Items from an interface collection
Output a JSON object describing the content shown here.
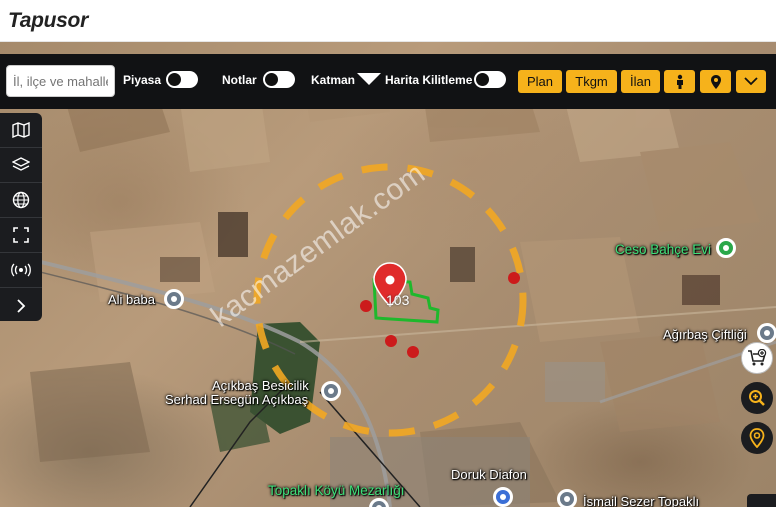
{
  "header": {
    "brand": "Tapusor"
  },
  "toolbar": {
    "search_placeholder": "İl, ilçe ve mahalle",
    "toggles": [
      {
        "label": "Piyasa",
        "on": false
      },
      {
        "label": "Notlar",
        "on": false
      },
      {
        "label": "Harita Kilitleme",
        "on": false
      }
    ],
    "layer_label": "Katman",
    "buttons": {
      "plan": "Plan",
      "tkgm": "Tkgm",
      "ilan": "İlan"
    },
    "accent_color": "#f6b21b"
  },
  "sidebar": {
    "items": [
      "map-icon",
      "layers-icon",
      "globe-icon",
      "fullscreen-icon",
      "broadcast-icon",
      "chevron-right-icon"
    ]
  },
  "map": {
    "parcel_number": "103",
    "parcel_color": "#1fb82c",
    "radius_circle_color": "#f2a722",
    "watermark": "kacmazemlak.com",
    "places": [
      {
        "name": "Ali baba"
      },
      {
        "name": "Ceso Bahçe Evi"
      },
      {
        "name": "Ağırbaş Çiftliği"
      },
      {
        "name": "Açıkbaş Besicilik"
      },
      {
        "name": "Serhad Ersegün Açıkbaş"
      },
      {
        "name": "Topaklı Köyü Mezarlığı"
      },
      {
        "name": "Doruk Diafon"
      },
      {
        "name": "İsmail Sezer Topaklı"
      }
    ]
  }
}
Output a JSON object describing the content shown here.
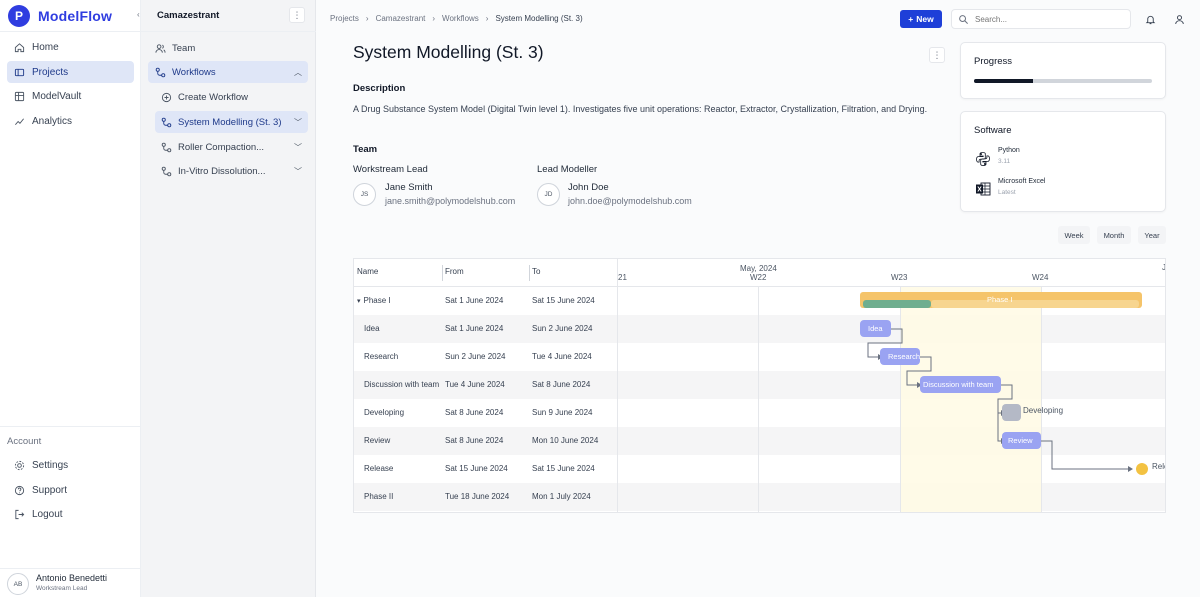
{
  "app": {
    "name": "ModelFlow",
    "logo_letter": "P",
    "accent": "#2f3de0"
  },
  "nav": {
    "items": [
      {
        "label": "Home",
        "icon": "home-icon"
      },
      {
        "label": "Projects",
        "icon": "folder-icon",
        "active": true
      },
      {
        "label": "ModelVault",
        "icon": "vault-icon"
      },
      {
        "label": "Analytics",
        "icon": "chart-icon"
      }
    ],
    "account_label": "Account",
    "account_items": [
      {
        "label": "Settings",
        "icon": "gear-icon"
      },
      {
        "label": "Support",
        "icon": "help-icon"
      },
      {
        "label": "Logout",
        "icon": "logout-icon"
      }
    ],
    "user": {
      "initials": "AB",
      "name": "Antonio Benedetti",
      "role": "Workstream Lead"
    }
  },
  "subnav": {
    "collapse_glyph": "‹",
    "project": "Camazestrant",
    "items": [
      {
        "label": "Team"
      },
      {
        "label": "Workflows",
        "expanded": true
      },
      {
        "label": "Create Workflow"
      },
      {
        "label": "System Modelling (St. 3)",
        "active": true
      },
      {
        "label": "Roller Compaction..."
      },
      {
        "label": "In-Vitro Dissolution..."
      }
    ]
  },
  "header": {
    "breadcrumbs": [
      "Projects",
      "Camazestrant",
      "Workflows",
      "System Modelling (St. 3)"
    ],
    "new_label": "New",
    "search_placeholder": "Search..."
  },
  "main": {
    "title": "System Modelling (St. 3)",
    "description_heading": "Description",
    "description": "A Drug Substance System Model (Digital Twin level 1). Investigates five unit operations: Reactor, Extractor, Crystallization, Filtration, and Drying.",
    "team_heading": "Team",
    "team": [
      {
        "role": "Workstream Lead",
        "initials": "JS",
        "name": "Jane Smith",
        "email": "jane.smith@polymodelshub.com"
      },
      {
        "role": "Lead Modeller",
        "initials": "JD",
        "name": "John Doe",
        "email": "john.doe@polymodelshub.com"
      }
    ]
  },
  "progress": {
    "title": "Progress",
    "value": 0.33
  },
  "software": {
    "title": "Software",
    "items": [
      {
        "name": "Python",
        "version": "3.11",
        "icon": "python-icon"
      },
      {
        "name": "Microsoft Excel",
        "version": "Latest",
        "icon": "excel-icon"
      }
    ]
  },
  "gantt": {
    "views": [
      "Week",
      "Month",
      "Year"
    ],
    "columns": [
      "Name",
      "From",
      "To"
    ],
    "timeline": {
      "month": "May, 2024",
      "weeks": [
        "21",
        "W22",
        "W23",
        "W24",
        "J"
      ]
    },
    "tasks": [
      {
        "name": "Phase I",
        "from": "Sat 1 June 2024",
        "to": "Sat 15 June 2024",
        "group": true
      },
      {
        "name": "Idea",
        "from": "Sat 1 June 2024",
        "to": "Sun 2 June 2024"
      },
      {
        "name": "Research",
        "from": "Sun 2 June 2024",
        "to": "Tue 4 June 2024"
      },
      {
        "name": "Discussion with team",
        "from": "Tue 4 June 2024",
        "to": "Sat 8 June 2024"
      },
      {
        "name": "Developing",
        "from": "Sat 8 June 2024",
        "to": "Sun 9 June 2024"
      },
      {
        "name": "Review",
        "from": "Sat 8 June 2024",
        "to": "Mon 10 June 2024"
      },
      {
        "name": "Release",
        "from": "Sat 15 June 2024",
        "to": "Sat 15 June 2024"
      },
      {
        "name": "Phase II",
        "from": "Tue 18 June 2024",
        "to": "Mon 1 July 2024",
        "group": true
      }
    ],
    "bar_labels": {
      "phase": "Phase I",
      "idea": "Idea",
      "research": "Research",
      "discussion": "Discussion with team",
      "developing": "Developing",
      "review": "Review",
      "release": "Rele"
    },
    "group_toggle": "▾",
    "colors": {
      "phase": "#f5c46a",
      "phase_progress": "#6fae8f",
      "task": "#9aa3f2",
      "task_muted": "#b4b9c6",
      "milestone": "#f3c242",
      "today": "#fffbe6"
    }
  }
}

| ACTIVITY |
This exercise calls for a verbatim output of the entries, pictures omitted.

| RESPONSE TO THE EXERCISE |
Output a JSON object describing the content shown here.
{
  "header": {
    "brand": "Tapusor"
  },
  "toolbar": {
    "search_placeholder": "İl, ilçe ve mahalle",
    "toggles": [
      {
        "label": "Piyasa",
        "on": false
      },
      {
        "label": "Notlar",
        "on": false
      },
      {
        "label": "Harita Kilitleme",
        "on": false
      }
    ],
    "layer_label": "Katman",
    "buttons": {
      "plan": "Plan",
      "tkgm": "Tkgm",
      "ilan": "İlan"
    },
    "accent_color": "#f6b21b"
  },
  "sidebar": {
    "items": [
      "map-icon",
      "layers-icon",
      "globe-icon",
      "fullscreen-icon",
      "broadcast-icon",
      "chevron-right-icon"
    ]
  },
  "map": {
    "parcel_number": "103",
    "parcel_color": "#1fb82c",
    "radius_circle_color": "#f2a722",
    "watermark": "kacmazemlak.com",
    "places": [
      {
        "name": "Ali baba"
      },
      {
        "name": "Ceso Bahçe Evi"
      },
      {
        "name": "Ağırbaş Çiftliği"
      },
      {
        "name": "Açıkbaş Besicilik"
      },
      {
        "name": "Serhad Ersegün Açıkbaş"
      },
      {
        "name": "Topaklı Köyü Mezarlığı"
      },
      {
        "name": "Doruk Diafon"
      },
      {
        "name": "İsmail Sezer Topaklı"
      }
    ]
  }
}
Output a JSON object describing the content shown here.
{
  "app": {
    "name": "ModelFlow",
    "logo_letter": "P",
    "accent": "#2f3de0"
  },
  "nav": {
    "items": [
      {
        "label": "Home",
        "icon": "home-icon"
      },
      {
        "label": "Projects",
        "icon": "folder-icon",
        "active": true
      },
      {
        "label": "ModelVault",
        "icon": "vault-icon"
      },
      {
        "label": "Analytics",
        "icon": "chart-icon"
      }
    ],
    "account_label": "Account",
    "account_items": [
      {
        "label": "Settings",
        "icon": "gear-icon"
      },
      {
        "label": "Support",
        "icon": "help-icon"
      },
      {
        "label": "Logout",
        "icon": "logout-icon"
      }
    ],
    "user": {
      "initials": "AB",
      "name": "Antonio Benedetti",
      "role": "Workstream Lead"
    }
  },
  "subnav": {
    "collapse_glyph": "‹",
    "project": "Camazestrant",
    "items": [
      {
        "label": "Team"
      },
      {
        "label": "Workflows",
        "expanded": true
      },
      {
        "label": "Create Workflow"
      },
      {
        "label": "System Modelling (St. 3)",
        "active": true
      },
      {
        "label": "Roller Compaction..."
      },
      {
        "label": "In-Vitro Dissolution..."
      }
    ]
  },
  "header": {
    "breadcrumbs": [
      "Projects",
      "Camazestrant",
      "Workflows",
      "System Modelling (St. 3)"
    ],
    "new_label": "New",
    "search_placeholder": "Search..."
  },
  "main": {
    "title": "System Modelling (St. 3)",
    "description_heading": "Description",
    "description": "A Drug Substance System Model (Digital Twin level 1). Investigates five unit operations: Reactor, Extractor, Crystallization, Filtration, and Drying.",
    "team_heading": "Team",
    "team": [
      {
        "role": "Workstream Lead",
        "initials": "JS",
        "name": "Jane Smith",
        "email": "jane.smith@polymodelshub.com"
      },
      {
        "role": "Lead Modeller",
        "initials": "JD",
        "name": "John Doe",
        "email": "john.doe@polymodelshub.com"
      }
    ]
  },
  "progress": {
    "title": "Progress",
    "value": 0.33
  },
  "software": {
    "title": "Software",
    "items": [
      {
        "name": "Python",
        "version": "3.11",
        "icon": "python-icon"
      },
      {
        "name": "Microsoft Excel",
        "version": "Latest",
        "icon": "excel-icon"
      }
    ]
  },
  "gantt": {
    "views": [
      "Week",
      "Month",
      "Year"
    ],
    "columns": [
      "Name",
      "From",
      "To"
    ],
    "timeline": {
      "month": "May, 2024",
      "weeks": [
        "21",
        "W22",
        "W23",
        "W24",
        "J"
      ]
    },
    "tasks": [
      {
        "name": "Phase I",
        "from": "Sat 1 June 2024",
        "to": "Sat 15 June 2024",
        "group": true
      },
      {
        "name": "Idea",
        "from": "Sat 1 June 2024",
        "to": "Sun 2 June 2024"
      },
      {
        "name": "Research",
        "from": "Sun 2 June 2024",
        "to": "Tue 4 June 2024"
      },
      {
        "name": "Discussion with team",
        "from": "Tue 4 June 2024",
        "to": "Sat 8 June 2024"
      },
      {
        "name": "Developing",
        "from": "Sat 8 June 2024",
        "to": "Sun 9 June 2024"
      },
      {
        "name": "Review",
        "from": "Sat 8 June 2024",
        "to": "Mon 10 June 2024"
      },
      {
        "name": "Release",
        "from": "Sat 15 June 2024",
        "to": "Sat 15 June 2024"
      },
      {
        "name": "Phase II",
        "from": "Tue 18 June 2024",
        "to": "Mon 1 July 2024",
        "group": true
      }
    ],
    "bar_labels": {
      "phase": "Phase I",
      "idea": "Idea",
      "research": "Research",
      "discussion": "Discussion with team",
      "developing": "Developing",
      "review": "Review",
      "release": "Rele"
    },
    "group_toggle": "▾",
    "colors": {
      "phase": "#f5c46a",
      "phase_progress": "#6fae8f",
      "task": "#9aa3f2",
      "task_muted": "#b4b9c6",
      "milestone": "#f3c242",
      "today": "#fffbe6"
    }
  }
}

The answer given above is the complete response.